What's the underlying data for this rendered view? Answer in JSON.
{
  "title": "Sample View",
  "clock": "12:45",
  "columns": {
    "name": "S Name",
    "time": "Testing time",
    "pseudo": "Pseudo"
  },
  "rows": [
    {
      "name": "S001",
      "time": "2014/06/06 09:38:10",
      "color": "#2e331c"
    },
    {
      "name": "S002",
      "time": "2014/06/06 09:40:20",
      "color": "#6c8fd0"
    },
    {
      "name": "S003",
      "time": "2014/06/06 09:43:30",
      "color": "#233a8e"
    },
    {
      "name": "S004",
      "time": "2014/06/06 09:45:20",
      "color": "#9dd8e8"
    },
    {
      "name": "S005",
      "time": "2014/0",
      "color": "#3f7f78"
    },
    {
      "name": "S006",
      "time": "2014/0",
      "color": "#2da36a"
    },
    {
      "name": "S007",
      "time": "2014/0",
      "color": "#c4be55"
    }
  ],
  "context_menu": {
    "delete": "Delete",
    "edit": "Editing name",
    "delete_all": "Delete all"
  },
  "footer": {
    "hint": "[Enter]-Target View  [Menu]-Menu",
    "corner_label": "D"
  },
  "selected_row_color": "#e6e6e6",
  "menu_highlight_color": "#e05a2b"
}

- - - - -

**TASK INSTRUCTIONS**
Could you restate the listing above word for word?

**RESPONSE TO THE TASK**
What's the underlying data for this rendered view? Answer in JSON.
{
  "title": "Sample View",
  "clock": "12:45",
  "columns": {
    "name": "S Name",
    "time": "Testing time",
    "pseudo": "Pseudo"
  },
  "rows": [
    {
      "name": "S001",
      "time": "2014/06/06 09:38:10",
      "color": "#2e331c"
    },
    {
      "name": "S002",
      "time": "2014/06/06 09:40:20",
      "color": "#6c8fd0"
    },
    {
      "name": "S003",
      "time": "2014/06/06 09:43:30",
      "color": "#233a8e"
    },
    {
      "name": "S004",
      "time": "2014/06/06 09:45:20",
      "color": "#9dd8e8"
    },
    {
      "name": "S005",
      "time": "2014/0",
      "color": "#3f7f78"
    },
    {
      "name": "S006",
      "time": "2014/0",
      "color": "#2da36a"
    },
    {
      "name": "S007",
      "time": "2014/0",
      "color": "#c4be55"
    }
  ],
  "context_menu": {
    "delete": "Delete",
    "edit": "Editing name",
    "delete_all": "Delete all"
  },
  "footer": {
    "hint": "[Enter]-Target View  [Menu]-Menu",
    "corner_label": "D"
  },
  "selected_row_color": "#e6e6e6",
  "menu_highlight_color": "#e05a2b"
}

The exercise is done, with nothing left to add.